Journal Article

Studies suggest obesity is associated with decreased prostate cancer risk. We hypothesized obesity is biologically associated with increased risk, although this is obscured owing to hemodilution of prostate-specific antigen (PSA) and larger prostate size.We retrospectively studied 441 consecutive men undergoing prostate biopsy between 1999 and 2003 at two equal access centers within the Veterans Affairs Greater Los Angeles Healthcare System. We estimated the association between obesity (body mass index >or= 30 kg/m(2)) and positive biopsy and Gleason >or=4+3 using logistic regression analysis adjusting for multiple clinical characteristics.A total of 123 men (28%) were obese and 149 men (34%) had cancer. Median PSA and age were 5.7 ng/mL and 63.9 years, respectively. Obese men had significantly lower PSA concentrations (P = .02) and larger prostate volumes (P = .04). Obesity was not significantly related to age (P = .19) or race (P = .37). On univariate analysis, obesity was not associated with prostate cancer risk (odds ratio [OR] 1.13, 95% confidence interval [CI] 0.73-1.75, P = .58). However, after adjusting for multiple clinical characteristics, obesity was associated with significantly increased prostate cancer risk (OR 1.98, 95% CI 1.17-3.32, P = .01). After multivariable adjustment, there was no significant association between obesity and high-grade disease (P = .18).Without adjustment for clinical characteristics, obesity was not significantly associated with prostate cancer risk in this equal-access, clinic-based population. However, after adjusting for the lower PSA levels and the larger prostate size, obesity was associated with a 98% increased prostate cancer risk. These findings support the fact that current prostate cancer screening practices may be biased against obese men.

Full Text

Cited Authors

  • Freedland, SJ; Wen, J; Wuerstle, M; Shah, A; Lai, D; Moalej, B; Atala, C; Aronson, WJ

Published Date

  • November 2008

Published In

Volume / Issue

  • 72 / 5

Start / End Page

  • 1102 - 1105

PubMed ID

  • 18722650

Pubmed Central ID

  • 18722650

Electronic International Standard Serial Number (EISSN)
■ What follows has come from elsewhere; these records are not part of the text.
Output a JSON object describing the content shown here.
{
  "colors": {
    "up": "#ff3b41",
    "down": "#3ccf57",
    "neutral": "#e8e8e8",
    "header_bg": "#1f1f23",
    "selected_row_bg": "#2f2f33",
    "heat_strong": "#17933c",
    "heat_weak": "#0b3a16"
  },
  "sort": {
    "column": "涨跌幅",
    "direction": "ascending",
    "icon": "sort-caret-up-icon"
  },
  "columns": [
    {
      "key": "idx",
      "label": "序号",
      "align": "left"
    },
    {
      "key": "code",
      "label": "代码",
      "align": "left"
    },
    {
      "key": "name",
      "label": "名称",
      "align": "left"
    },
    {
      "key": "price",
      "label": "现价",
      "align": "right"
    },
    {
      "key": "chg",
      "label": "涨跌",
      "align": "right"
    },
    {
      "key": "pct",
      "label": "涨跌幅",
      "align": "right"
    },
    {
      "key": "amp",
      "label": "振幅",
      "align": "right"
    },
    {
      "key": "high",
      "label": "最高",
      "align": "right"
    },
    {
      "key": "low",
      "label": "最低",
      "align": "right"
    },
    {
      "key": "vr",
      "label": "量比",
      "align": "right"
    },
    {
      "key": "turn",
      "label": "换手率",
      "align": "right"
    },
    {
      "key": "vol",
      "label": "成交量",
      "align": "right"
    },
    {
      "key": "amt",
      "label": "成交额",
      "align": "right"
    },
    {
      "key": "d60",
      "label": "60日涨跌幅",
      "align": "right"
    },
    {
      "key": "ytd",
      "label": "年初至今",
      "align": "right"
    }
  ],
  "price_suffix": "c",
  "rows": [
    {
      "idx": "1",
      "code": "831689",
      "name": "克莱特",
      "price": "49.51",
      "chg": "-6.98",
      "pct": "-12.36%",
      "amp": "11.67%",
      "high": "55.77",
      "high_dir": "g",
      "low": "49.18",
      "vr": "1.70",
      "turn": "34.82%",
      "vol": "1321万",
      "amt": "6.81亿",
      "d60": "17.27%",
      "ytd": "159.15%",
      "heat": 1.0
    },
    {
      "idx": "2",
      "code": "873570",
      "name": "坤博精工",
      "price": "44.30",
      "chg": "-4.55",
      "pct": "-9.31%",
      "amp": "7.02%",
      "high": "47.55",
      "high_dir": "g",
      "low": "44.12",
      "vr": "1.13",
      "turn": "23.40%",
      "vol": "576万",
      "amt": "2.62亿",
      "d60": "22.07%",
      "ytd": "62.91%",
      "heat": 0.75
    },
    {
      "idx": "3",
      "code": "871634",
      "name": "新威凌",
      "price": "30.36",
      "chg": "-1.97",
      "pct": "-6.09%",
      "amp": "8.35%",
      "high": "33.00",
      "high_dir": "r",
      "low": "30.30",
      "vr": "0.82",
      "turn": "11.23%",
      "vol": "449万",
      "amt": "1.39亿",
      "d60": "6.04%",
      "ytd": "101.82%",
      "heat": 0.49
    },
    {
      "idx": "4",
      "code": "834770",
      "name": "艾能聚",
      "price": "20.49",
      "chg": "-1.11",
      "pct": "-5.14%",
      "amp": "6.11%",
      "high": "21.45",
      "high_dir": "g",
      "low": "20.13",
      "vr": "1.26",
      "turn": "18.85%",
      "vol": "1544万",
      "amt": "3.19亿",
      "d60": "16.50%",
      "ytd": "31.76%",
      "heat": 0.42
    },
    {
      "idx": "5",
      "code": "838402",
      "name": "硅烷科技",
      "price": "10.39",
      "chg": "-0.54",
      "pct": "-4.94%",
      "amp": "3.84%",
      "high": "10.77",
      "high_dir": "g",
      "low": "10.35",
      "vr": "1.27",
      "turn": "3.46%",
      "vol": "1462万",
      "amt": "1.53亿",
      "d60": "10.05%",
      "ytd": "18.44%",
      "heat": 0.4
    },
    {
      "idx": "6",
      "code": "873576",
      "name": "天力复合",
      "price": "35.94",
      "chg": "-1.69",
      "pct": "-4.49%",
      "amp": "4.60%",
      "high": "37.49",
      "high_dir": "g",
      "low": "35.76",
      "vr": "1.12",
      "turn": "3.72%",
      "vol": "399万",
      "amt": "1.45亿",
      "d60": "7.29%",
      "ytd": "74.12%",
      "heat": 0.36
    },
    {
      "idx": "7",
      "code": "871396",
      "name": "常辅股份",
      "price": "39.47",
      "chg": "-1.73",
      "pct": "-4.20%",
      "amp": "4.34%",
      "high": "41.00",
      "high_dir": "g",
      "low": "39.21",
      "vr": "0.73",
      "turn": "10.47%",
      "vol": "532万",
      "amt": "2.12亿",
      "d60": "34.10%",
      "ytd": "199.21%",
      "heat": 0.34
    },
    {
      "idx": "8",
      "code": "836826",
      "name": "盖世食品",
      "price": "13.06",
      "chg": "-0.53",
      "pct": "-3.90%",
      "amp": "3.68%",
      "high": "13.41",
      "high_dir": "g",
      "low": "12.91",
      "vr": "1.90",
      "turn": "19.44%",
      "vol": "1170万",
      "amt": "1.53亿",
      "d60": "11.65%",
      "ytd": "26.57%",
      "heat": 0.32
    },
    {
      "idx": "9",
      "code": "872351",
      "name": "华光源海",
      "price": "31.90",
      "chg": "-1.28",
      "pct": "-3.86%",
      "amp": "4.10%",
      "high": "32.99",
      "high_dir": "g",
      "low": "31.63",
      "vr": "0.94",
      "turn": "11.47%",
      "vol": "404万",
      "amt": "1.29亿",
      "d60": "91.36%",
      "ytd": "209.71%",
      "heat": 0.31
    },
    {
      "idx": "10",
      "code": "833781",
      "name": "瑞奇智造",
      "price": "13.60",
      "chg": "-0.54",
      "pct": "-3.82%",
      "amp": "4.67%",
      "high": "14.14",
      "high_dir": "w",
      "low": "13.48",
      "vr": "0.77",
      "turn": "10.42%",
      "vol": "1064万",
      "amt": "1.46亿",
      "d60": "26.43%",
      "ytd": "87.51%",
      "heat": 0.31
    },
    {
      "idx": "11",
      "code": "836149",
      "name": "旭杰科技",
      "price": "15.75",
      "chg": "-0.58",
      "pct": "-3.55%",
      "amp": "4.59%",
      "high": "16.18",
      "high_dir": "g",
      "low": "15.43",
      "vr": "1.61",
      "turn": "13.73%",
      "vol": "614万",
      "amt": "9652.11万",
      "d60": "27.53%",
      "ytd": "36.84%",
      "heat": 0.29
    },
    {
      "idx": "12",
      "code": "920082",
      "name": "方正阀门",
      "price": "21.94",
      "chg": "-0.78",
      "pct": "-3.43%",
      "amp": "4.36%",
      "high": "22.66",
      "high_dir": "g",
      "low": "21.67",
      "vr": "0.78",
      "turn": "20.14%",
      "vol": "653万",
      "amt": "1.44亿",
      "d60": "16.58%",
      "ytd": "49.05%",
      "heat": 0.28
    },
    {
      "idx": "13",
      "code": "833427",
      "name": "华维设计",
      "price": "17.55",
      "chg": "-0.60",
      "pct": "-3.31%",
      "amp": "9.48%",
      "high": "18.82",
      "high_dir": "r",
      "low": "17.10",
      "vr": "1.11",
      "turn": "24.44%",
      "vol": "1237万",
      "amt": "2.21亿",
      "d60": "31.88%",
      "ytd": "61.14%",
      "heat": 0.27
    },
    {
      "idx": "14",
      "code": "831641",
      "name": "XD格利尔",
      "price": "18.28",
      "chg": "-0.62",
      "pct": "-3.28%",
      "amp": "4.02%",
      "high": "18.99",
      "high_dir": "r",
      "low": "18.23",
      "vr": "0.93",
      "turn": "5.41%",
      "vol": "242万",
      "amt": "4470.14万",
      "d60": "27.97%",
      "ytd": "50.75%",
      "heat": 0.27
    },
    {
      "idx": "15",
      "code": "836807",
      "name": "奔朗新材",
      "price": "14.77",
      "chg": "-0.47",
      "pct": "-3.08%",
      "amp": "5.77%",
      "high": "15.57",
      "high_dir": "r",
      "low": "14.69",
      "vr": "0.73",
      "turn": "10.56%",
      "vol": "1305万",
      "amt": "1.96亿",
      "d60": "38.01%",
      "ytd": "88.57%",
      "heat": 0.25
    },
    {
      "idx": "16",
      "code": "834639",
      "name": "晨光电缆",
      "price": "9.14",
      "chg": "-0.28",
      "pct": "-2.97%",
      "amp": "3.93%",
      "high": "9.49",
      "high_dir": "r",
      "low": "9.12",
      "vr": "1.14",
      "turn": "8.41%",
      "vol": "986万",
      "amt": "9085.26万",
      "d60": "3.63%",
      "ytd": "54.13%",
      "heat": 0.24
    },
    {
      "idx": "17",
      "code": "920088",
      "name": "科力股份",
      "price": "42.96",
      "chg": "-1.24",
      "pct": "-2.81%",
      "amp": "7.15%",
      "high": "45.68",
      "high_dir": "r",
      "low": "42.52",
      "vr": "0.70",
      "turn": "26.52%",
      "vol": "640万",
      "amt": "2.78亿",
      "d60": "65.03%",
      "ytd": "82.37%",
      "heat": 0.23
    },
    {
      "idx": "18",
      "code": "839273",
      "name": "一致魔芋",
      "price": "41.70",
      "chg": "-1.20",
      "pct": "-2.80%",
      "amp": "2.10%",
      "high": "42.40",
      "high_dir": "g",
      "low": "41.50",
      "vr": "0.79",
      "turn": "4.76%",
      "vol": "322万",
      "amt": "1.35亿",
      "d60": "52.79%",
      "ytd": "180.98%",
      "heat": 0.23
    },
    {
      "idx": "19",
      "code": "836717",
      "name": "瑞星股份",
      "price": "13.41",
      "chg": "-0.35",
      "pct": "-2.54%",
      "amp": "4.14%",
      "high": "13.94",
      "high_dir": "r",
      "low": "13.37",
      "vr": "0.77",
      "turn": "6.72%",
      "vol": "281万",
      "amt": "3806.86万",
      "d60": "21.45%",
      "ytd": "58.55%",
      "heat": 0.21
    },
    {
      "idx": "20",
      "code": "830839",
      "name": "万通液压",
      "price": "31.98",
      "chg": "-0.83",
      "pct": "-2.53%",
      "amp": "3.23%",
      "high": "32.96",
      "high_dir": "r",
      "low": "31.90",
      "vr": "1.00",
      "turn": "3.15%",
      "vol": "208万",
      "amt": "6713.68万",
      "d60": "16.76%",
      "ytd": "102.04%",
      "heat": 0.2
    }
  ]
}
  • 1527-9995

International Standard Serial Number (ISSN)

  • 0090-4295

Digital Object Identifier (DOI)

  • 10.1016/j.urology.2008.05.044


  • eng